In a positive sign, work on the relief wells resumed Friday. The project had been suspended earlier this week for fear that the capping of the well could interfere with it.
There was no end in sight to cleaning up somewhere between 94 million and 184 million gallons (356 million and 697 million liters) that the government estimates spilled into the Gulf.
In Orange Beach, Alabama, long strands of white absorbent boom strung along the shore were stained chocolate brown after a fresh wave of BB-size tar balls washed up. Charter boat captains who can't fish because of the spill patrolled the shore, looking for oil slicks. Fishing guides spent their time ferrying Coast Guard personnel. A flotilla of fishing boats operating as skimmers plied the waters across the Gulf.
Large sections of the Gulf Coast have been closed to fishing and shellfish harvesting. Many fishermen have been hired out by BP to do cleanup work.
Cade Thomas, a 38-year-old fishing guide from Pine, Louisiana, said the whole mentality of the place is different.
"It's all changed dramatically. The fishing stories aren't there," he said. "There's no stories to tell except where we went to today and how much oil we saw."
In Grand Isle, Louisiana, most of the summer rental cottages are vacant, tables at the single high-end seafood restaurant are empty, and souvenir shops are barely doing enough business to pay the bills. A hand-painted sign along the main road rechristens the tourist town "Grand Oil."
Folks are grateful the gusher has been stopped, but many say it is too late to save this summer. Thousands of tourists have gone elsewhere.
Scientists cannot say for certain what the long-term environmental effect will be. But long after the well is finally plugged, oil could still be washing up in marshes and on beaches as tar balls or patties.
There is also fear that months from now, those tar balls could move west to Corpus Christi, Texas, or travel up and around Florida to Miami or North Carolina's Outer Banks.
Capping the well was a milestone in the long catastrophe, but people shouldn't let their guards down, said Billy Nungesser, the president of Plaquemines Parish, one of the hardest hit areas along the Gulf.
"For the first day, we'll be pulling more oil out of the Gulf than is leaking in," Nungesser said Friday. "We can see the light at the end of the tunnel, but that's a very long tunnel."
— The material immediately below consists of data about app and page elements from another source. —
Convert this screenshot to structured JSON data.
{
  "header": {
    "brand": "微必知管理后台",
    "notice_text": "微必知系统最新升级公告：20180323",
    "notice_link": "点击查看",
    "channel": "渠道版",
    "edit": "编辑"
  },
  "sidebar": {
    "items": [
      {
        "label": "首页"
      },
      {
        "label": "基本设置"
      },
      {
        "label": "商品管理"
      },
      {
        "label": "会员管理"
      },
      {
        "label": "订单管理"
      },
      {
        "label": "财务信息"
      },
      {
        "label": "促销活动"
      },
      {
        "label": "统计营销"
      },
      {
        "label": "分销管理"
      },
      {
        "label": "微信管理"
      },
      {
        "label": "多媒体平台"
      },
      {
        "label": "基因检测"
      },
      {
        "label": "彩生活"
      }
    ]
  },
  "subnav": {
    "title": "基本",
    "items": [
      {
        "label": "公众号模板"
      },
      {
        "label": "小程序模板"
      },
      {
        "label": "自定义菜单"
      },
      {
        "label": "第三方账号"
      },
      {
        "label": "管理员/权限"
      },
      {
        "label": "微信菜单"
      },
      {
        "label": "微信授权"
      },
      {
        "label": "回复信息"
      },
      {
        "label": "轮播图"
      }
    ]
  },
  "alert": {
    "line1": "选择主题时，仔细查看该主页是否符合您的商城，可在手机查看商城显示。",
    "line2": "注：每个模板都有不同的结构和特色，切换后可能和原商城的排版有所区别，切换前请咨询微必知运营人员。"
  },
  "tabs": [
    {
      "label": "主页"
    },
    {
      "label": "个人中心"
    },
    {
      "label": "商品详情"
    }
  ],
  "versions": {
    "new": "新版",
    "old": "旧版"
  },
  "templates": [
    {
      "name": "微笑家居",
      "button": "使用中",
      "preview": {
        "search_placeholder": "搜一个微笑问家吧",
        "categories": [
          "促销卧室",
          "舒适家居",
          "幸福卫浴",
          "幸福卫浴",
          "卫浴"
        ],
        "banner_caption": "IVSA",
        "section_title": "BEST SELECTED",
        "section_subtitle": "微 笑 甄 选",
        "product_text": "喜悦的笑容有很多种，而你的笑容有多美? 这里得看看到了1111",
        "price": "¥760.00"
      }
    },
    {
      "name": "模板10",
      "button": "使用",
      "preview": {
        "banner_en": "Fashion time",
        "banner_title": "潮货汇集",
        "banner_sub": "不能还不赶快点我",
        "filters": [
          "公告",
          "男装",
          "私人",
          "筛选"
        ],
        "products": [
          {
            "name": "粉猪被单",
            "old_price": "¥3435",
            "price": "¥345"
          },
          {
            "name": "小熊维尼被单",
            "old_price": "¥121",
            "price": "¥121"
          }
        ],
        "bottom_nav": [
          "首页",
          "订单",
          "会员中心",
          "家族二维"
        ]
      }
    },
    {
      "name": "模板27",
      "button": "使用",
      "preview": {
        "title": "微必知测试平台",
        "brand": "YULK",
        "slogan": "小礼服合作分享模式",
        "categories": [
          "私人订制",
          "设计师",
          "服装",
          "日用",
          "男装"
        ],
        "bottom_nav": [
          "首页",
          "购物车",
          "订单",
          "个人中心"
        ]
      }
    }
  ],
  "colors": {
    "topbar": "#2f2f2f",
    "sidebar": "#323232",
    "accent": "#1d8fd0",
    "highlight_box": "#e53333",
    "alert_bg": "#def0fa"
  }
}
Weber reported from Houston. Associated Press Writers Holbrook Mohr, Vicki Smith, Shelia Byrd, Jay Reeves, Matt Sedensky, Kevin McGill, and Ramit Plushnick-Masti contributed to this report.